You Survived Black Swan Month

Congratulations — you just survived Black Swan Month.  And in the process, a persistent and seemingly prescient Internet rumor has been put to rest.

To refresh your memory, the rumor dated back nearly a year.  During a secret session of Congress, members were supposedly briefed on plans for “the imminent collapse of the U.S. economy to occur by September 2008”… followed by “the imminent collapse of US federal government finances by February 2009″… followed by the introduction of the Amero and roundups of dissidents to be hauled off to camps built by the former Halliburton subsidiary KBR.

What made the rumor so spooky, of course, were the events of September last year — Fannie and Freddie nationalized (although its debts weren’t taken onto government books, go figure), Lehman collapsing, Merrill Lynch’s shotgun marriage, WaMu seized, Wachovia, AIG… as I said last month, maybe not outright collapse, but close enough.

But it’s hard to say “U.S. government finances” collapsed last month.  Yes, we now have a record-high proposed federal budget with a record-high deficit to match.  But none of the possible catalysts I wrote about took place: Commercial real estate is in horrible shape, but nothing that’s triggered a big crisis.  The Treasury auctions went about as well as could be reasonably expected.  U.S. Treasury debt is still rated AAA.

That’s the good news.  The bad news is that all the Black Swans that could have shown up in February and didn’t could well show up during March.  Because the driving forces behind fading market and consumer confidence are all still there — starting with indecision and repeated acts of insanity from the White House and Treasury stunningly similar to that of the previous administration.

I mean, how many more bailouts is AIG going to need?  “Had the government not taken such action, AIGwould have had its credit ratings cut by major agencies,” reports Marketwatch, “and that would have triggered the need for the firm to post collateral it did not have.”

Collateral it doesn’t have — isn’t that sort of the whole problem everybody’s got?  So there are the Fed and Treasury essentially telling us, “Yes, we know the last bailout didn’t really do the trick, but take our word for it, this one will.”  It’s like Bullwinkle forever trying to pull the rabbit out of his hat — “This time for sure!”

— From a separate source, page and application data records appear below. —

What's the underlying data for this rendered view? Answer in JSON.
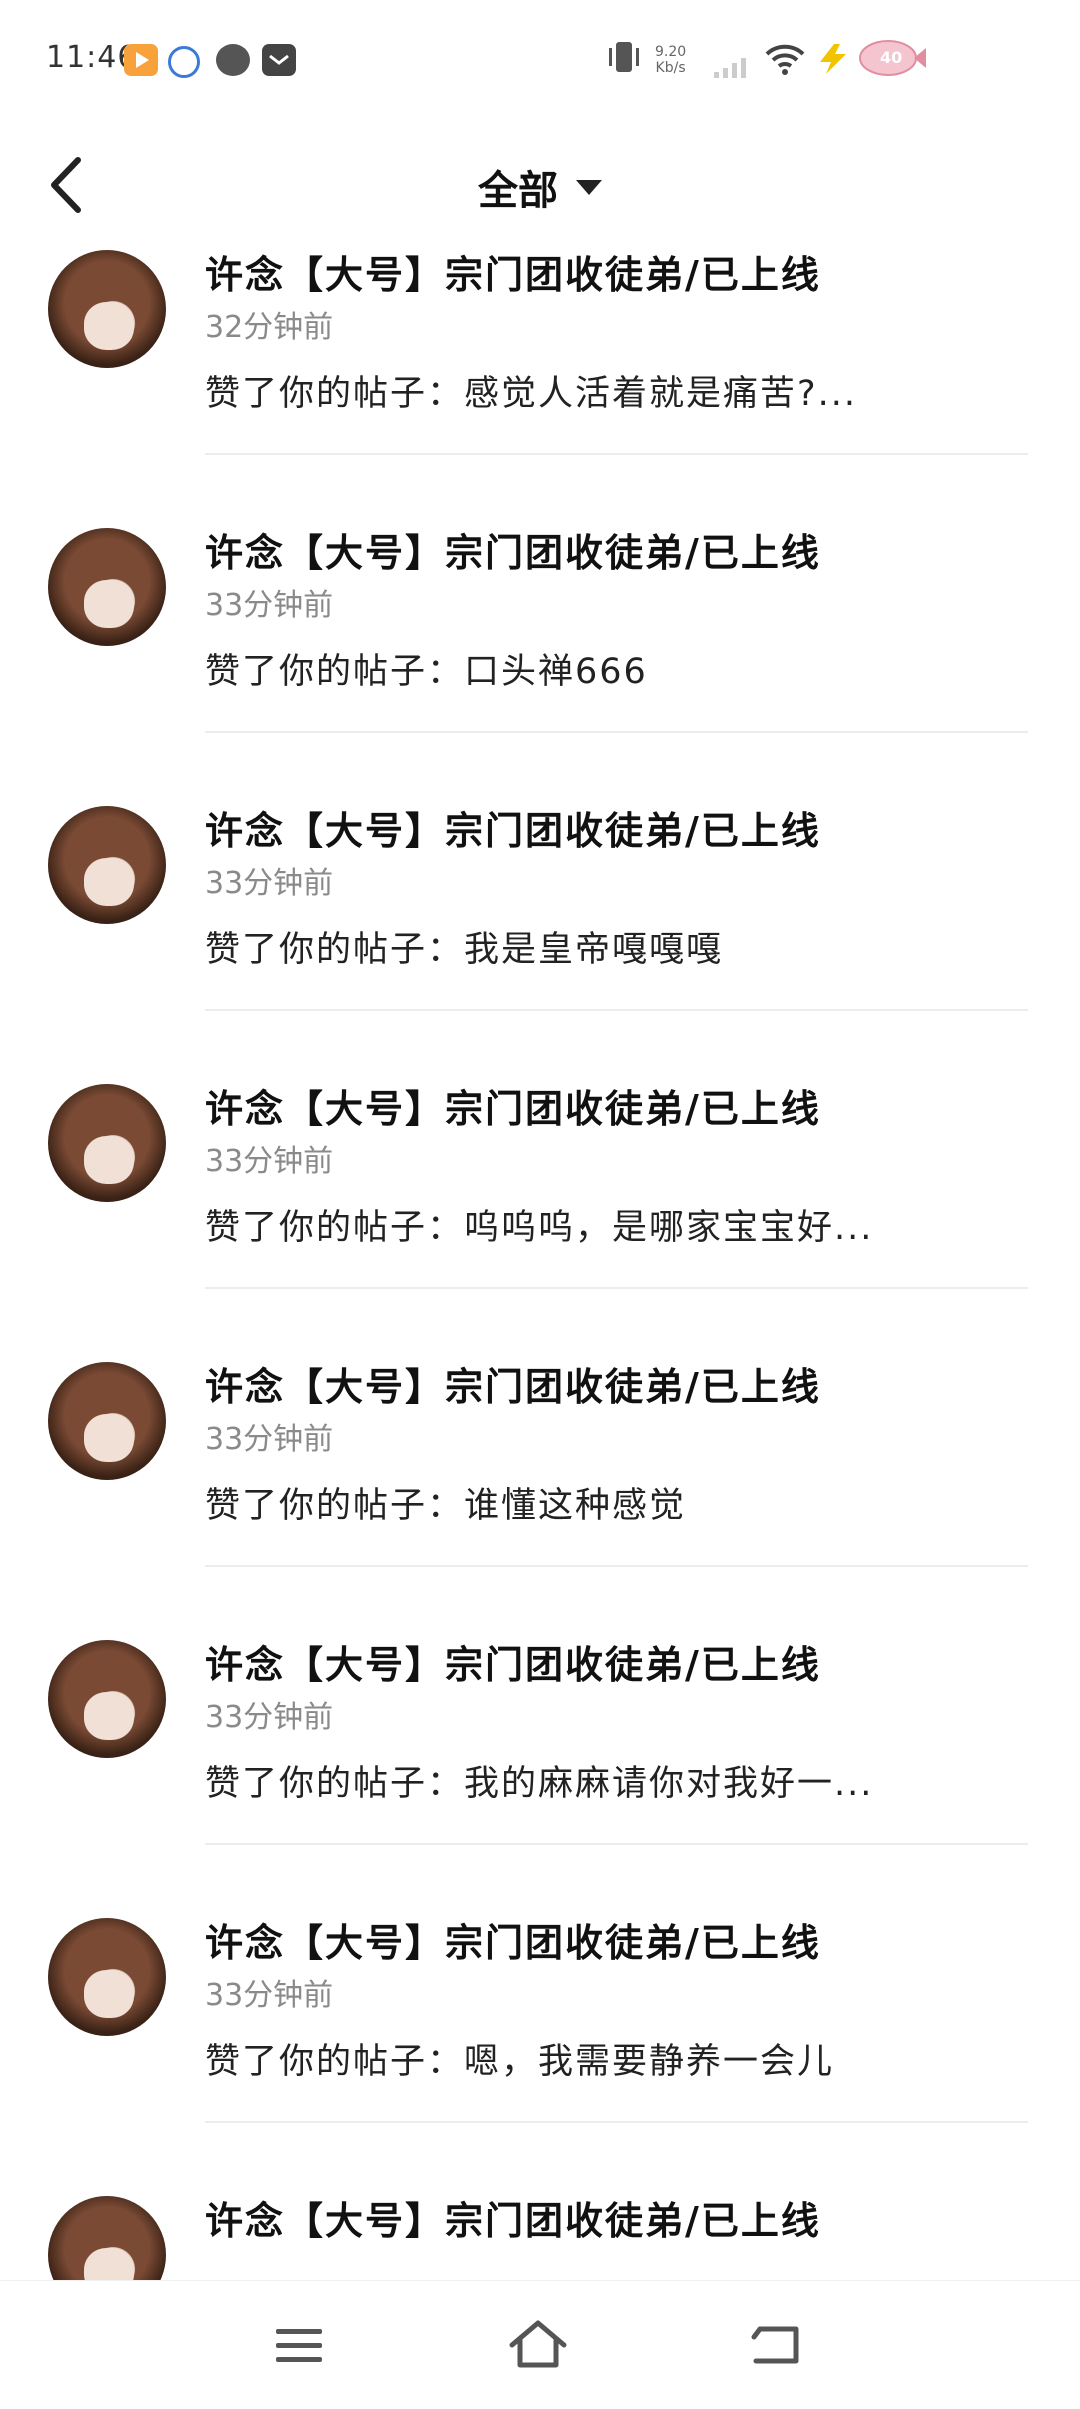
{
  "status_bar": {
    "time": "11:46",
    "network_speed_value": "9.20",
    "network_speed_unit": "Kb/s",
    "battery_level": "40"
  },
  "header": {
    "title": "全部"
  },
  "notifications": [
    {
      "name": "许念【大号】宗门团收徒弟/已上线",
      "time": "32分钟前",
      "message": "赞了你的帖子：感觉人活着就是痛苦?..."
    },
    {
      "name": "许念【大号】宗门团收徒弟/已上线",
      "time": "33分钟前",
      "message": "赞了你的帖子：口头禅666"
    },
    {
      "name": "许念【大号】宗门团收徒弟/已上线",
      "time": "33分钟前",
      "message": "赞了你的帖子：我是皇帝嘎嘎嘎"
    },
    {
      "name": "许念【大号】宗门团收徒弟/已上线",
      "time": "33分钟前",
      "message": "赞了你的帖子：呜呜呜，是哪家宝宝好..."
    },
    {
      "name": "许念【大号】宗门团收徒弟/已上线",
      "time": "33分钟前",
      "message": "赞了你的帖子：谁懂这种感觉"
    },
    {
      "name": "许念【大号】宗门团收徒弟/已上线",
      "time": "33分钟前",
      "message": "赞了你的帖子：我的麻麻请你对我好一..."
    },
    {
      "name": "许念【大号】宗门团收徒弟/已上线",
      "time": "33分钟前",
      "message": "赞了你的帖子：嗯，我需要静养一会儿"
    },
    {
      "name": "许念【大号】宗门团收徒弟/已上线",
      "time": "",
      "message": ""
    }
  ],
  "colors": {
    "background": "#ffffff",
    "text": "#111111",
    "secondary": "#8a8a8a",
    "divider": "#ececec"
  },
  "icons": [
    "back-arrow-icon",
    "dropdown-caret-icon",
    "menu-icon",
    "home-icon",
    "back-nav-icon"
  ]
}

At some point, he’ll pull out a Black Swan.  Then it’ll get really interesting.